a lot of being there for her, fix her favorite dish, treat her to a facial, or just sit and talk. I have a sister in law just starting her chemotherapy and she just has the best attitude. Your time is the best gift, take her to her appointments, then to lunch. Did that help?
I'm sure she's tensed up and concerned about the future. Ask her if she would like a good neck massage or facial, or do her nails if she'll let you. A pedicure is especially nice because she may not feel like reaching down to her feet or putting her head down when or if she has chemo. Also, our church ladies took turns carrying in prepared meals for the family of a friend who was battling breast cancer so she wouldn't have to cook.

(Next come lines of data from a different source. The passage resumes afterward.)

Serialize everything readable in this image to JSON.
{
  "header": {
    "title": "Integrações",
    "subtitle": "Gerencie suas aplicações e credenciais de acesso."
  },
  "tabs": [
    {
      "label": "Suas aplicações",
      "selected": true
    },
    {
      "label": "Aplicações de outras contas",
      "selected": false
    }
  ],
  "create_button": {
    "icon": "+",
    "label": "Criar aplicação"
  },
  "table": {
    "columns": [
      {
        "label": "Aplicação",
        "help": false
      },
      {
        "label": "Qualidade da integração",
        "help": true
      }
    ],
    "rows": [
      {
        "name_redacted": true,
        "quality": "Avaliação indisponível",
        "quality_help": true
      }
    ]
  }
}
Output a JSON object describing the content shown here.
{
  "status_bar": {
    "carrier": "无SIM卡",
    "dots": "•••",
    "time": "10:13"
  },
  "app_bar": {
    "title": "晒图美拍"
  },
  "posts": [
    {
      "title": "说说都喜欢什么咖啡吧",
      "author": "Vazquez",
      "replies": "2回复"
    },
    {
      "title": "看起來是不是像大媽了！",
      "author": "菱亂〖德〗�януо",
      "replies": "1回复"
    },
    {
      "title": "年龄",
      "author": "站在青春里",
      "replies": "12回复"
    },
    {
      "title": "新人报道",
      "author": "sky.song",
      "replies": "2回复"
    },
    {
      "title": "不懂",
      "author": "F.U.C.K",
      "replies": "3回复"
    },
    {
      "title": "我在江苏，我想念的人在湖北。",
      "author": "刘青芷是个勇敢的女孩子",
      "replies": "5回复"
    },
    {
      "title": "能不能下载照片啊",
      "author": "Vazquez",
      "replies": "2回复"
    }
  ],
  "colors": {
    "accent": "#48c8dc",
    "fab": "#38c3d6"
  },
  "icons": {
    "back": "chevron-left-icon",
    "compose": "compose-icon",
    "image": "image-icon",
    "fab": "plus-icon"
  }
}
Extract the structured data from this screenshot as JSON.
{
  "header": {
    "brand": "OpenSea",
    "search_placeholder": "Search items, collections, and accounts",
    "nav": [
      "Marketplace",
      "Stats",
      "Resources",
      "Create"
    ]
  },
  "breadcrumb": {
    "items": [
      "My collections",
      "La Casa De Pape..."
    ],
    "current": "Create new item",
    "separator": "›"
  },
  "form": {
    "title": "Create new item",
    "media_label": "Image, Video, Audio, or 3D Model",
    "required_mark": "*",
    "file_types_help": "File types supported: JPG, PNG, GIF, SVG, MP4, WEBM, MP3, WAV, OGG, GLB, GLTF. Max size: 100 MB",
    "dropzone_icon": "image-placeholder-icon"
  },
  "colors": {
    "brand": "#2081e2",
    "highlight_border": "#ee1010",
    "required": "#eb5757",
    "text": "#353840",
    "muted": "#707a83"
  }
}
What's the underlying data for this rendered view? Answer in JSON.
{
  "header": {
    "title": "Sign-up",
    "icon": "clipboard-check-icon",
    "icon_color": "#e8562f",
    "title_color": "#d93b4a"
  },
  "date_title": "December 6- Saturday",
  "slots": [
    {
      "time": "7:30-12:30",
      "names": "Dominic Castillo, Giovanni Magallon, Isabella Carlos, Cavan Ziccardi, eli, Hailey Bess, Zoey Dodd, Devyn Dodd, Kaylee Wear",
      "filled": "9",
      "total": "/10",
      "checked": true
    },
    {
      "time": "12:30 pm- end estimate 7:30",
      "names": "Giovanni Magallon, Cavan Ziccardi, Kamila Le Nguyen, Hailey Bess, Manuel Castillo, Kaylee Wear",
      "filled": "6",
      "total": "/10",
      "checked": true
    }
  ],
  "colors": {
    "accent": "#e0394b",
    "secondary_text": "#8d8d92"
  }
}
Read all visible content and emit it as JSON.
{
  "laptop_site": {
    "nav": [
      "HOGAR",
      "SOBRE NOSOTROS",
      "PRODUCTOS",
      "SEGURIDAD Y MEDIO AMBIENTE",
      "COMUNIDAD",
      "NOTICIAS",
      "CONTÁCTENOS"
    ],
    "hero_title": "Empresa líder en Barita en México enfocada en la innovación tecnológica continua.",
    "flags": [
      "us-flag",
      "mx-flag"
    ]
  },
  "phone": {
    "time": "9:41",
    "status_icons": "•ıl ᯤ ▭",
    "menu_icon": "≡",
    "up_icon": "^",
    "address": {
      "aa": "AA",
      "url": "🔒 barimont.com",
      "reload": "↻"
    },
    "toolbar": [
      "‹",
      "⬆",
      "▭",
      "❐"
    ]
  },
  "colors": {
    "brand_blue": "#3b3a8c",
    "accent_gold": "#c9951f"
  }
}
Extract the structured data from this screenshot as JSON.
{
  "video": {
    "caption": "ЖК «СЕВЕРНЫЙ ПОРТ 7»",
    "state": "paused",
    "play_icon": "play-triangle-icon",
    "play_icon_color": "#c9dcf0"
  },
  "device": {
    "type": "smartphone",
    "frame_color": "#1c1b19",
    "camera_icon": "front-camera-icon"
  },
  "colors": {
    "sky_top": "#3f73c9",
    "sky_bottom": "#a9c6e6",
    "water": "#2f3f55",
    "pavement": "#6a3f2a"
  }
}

The best gift is you being there and offering support. Help her by cooking meals or cleaning the house. Find some movies that she likes, preferably comedies. Maybe she would be interested in learning to play the piano or a musical instrument. You can find easy-play books for those learning to play the piano. I am planning on buying an electric piano which never needs tuning, and maybe you and some friends could take up a collection, and buy her one. Her learning to play the piano will help her, to some extent, get her mind off of the devastating news she has received. I wish her the best!
2 years ago
Last edited at 2:53PM on 10/29/2011
Offer your time, let her talk. Offer to drive her to her doctor's appointments. If she is going for chemo, help with a log or journal. List questions for her next doctor appointment. Make comments on how she was feeling after her therapy or after eating. Prepare some meals for her. Cooking while taking chemo is nauseating. But if you have some prepared meals that just have to be heated in a microwave can be very helpful.
2 years ago
Last edited at 3:41PM on 10/29/2011
Give her hope and strength! love is good but it can go in both direction.
Also try talking to her doctor about FDA suppressed Cancer cures! Tell him that you refuse to see your loved one to die just because Pfizer doesn't want to lose money! Talk to him about Stanislaw Burzinsky! (although he found a cancer cure that is giving extremely positive results for brain cancers!)